Grewo 1/0/0, Wren 1/0/2, Dunno 0/7/1 (not quite top bird), Robin 0/4/2, Blabi 0/0/1, Sonth 0/0/1, Reewa 0/1/1, White 0/2/0, Blaca 3/6/0 (top bird today), Chiff 0/1/4, Greti 0/2/0.
Chaff-, Green- & Gold-finches, mainly juvvies, flew well above the nets on their way to the large willows bordering Fingers Lake, probably to drink.

The GCG's on the open section were carrying at least 1 "humbug". They've had a terrible season, thanks to the Coots taking over their nests and the terrapins (Red-eared & Yellow Bellied Sliders) munching the eggs.

Thursday, 2 July 2009

Priory - crescent on 02/07

As the heatwave continued, this demanded a 5am start. Temperature was 20C by then and not a cloud in the sky. The reeds that were cut last winter are as tall as those that weren't and the whole of the small reed bed (the crescent), which is a mere 0.16 hectares, is taller than I have seen it for many a year. This meant that shortly after arrival, a Kingfisher passed over the net.

Yesterday, there was a Little Egbert on 'lilypads' but not today. A juvenile Gt. Spot was trapped (see photo), a young Willow Warbler, a fledgling Wren and a 4-year (or more) old female, a second-year, male Blackcap that was first ringed down by the 'sheep pen', and 5 tits that were just starting their moult into adult plumage.

GRSWO Juvenile wing moult in progress - primaries 1-6 are old, P7 is missing
and the remaining 3 primaries, 8-10, are new

Juvenile Great Spotted Woodpecker - the red cap is diagnostic of a young bird.
Adults have their "patches" on the nape. This bird also has a 'dull' eye.

Out of the 10 Reed Warblers, only one, unusually, was a re-trap; they comprised 3 females, 4 males and 3 juveniles. An old male (on features and wing-length) was already thinking of "packing it in" (going by the amount of 're-feathering') and returning south in the not too distant future. We have only had young Reed Warblers 'on the wing' in any numbers over the last 7-8 days.

There were many small flocks of young birds, with or without their parents feeding in the willow trees. At one point, a (male) Buzzard followed by a mewing juvenile flew across the 'Fingers' at tree top height.

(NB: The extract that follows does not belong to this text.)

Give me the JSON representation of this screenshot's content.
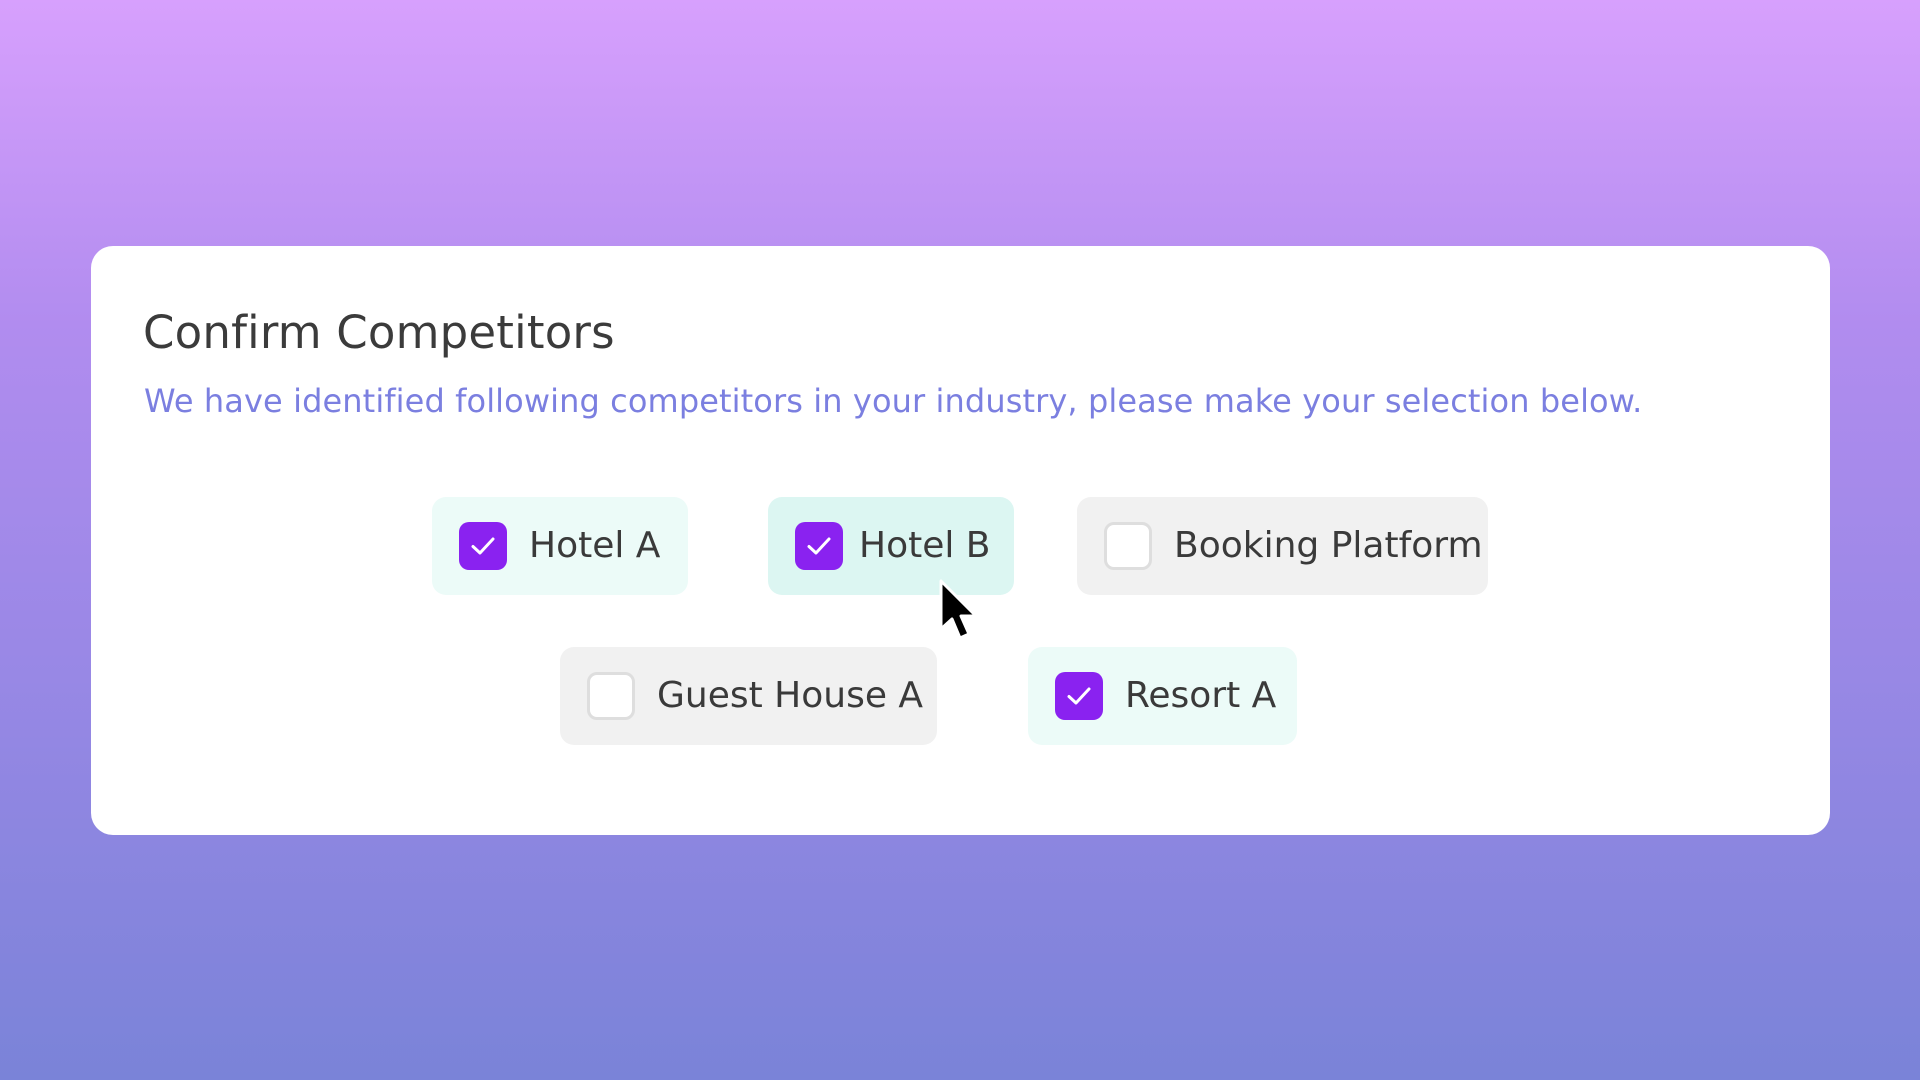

By 8am, the temperature was beginning to soar and the heat was beginning to become unbearable, meaning that catching was coming to an end.